It was clear that the report filled a gap in the knowledge of many on the extent of the legislative response to climate change. The Study has been widely referred to by ministers in debates in Australia, South Korea, Mexico, the UK and others. Christiana Figueres, the Executive Secretary of the UNFCCC, described the GLOBE study as "the Bible of climate action" at the launch of the 2nd edition in Durban in December 2011. The 3rd edition, expanded to cover 33 countries, was launched in London at the first GLOBE Climate Legislation Summit on 14 January 2013 alongside Christiana Figueres, Ed Davey (UK Secretary of State for Climate and Energy), Rt Hon John Gummer, Lord Deben (President of GLOBE International) and senior legislators from 25 countries.
The Role of Legislators
Legislators have a central role in responding to the climate change challenge. First, they have a responsibility to develop and pass domestic legislation. Second, they have a crucial role in monitoring the implementation of laws through their oversight of governments.

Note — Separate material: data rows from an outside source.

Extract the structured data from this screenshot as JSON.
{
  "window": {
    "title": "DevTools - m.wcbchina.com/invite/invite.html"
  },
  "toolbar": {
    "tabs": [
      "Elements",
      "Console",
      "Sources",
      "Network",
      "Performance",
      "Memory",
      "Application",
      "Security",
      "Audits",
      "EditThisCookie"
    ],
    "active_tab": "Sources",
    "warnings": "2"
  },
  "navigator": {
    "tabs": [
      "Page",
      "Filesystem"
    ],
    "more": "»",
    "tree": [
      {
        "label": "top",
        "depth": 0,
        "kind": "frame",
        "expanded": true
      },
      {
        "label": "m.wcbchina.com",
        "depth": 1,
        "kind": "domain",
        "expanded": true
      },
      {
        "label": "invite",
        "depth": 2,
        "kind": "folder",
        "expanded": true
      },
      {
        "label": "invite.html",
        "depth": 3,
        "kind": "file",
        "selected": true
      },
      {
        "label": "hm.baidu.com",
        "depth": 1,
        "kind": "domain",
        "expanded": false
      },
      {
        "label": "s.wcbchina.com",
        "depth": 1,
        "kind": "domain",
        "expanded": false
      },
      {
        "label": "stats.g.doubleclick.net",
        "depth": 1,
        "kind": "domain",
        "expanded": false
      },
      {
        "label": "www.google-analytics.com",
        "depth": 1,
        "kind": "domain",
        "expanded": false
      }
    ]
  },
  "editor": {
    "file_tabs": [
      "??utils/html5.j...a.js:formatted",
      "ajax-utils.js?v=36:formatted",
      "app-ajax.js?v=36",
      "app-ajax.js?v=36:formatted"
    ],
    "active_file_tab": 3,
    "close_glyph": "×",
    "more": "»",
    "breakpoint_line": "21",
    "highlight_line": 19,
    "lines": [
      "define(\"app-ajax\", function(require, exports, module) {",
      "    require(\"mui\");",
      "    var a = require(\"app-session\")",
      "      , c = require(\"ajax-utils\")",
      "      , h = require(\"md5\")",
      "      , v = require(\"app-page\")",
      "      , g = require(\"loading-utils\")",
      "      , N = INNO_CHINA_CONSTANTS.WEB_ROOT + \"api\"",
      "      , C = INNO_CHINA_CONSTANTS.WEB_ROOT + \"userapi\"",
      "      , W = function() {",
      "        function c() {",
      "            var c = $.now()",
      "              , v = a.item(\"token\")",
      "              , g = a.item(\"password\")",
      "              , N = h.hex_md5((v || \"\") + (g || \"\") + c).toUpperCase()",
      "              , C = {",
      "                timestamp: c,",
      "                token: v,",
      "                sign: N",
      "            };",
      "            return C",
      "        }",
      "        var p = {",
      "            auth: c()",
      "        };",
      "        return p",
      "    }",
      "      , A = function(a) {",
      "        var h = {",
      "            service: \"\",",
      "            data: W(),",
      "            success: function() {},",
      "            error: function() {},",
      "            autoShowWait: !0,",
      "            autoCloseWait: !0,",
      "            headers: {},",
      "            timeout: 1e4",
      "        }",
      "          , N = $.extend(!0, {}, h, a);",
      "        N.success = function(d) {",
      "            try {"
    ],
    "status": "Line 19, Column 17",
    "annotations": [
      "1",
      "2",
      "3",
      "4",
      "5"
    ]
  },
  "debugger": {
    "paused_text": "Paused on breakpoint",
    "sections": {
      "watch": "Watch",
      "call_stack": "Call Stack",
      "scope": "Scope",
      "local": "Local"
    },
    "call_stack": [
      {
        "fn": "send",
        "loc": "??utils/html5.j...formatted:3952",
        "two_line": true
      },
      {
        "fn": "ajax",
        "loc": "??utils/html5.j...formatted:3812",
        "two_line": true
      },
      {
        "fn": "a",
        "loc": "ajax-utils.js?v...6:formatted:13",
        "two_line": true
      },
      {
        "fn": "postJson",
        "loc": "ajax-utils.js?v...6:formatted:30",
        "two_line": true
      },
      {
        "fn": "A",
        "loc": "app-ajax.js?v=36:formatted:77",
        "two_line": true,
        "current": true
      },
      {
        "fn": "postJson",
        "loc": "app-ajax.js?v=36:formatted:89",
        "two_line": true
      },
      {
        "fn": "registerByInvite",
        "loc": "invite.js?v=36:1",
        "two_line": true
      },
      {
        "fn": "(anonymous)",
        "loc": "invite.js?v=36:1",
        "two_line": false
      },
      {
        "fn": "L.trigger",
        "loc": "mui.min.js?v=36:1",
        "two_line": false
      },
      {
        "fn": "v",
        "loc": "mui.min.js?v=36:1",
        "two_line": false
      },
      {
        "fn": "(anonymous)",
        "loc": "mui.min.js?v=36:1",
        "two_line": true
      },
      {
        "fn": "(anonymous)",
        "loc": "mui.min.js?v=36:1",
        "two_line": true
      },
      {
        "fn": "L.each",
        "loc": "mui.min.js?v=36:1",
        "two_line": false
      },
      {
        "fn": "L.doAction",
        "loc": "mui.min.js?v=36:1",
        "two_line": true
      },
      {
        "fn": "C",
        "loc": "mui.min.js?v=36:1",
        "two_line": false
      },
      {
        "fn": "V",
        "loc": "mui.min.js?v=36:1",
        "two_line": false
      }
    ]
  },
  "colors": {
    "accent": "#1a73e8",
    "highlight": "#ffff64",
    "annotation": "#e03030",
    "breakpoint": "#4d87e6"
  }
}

GLOBE members have played prominent roles in developing their respective national climate change-related legislation. For example, GLOBE members in Brazil, EU, Germany, Japan, Mexico, South Korea and the UK have been instrumental in the passage of national climate change-related legislation.
Recognition of Climate Change Legislation
Recognition of legislation could be an important building block in terms of creating the foundation for an international agreement. If national legislation is advanced by a parliament that is consistent with a credible pathway and is supported by enhanced national scrutiny structures, there is no reason why this should not be recognised by the international community as a valid commitment. Such a proposal respects national sovereignty and reinforces national governance structures. GLOBE is in discussions with the UNFCCC about how national legislation could formally be recognised in the international process.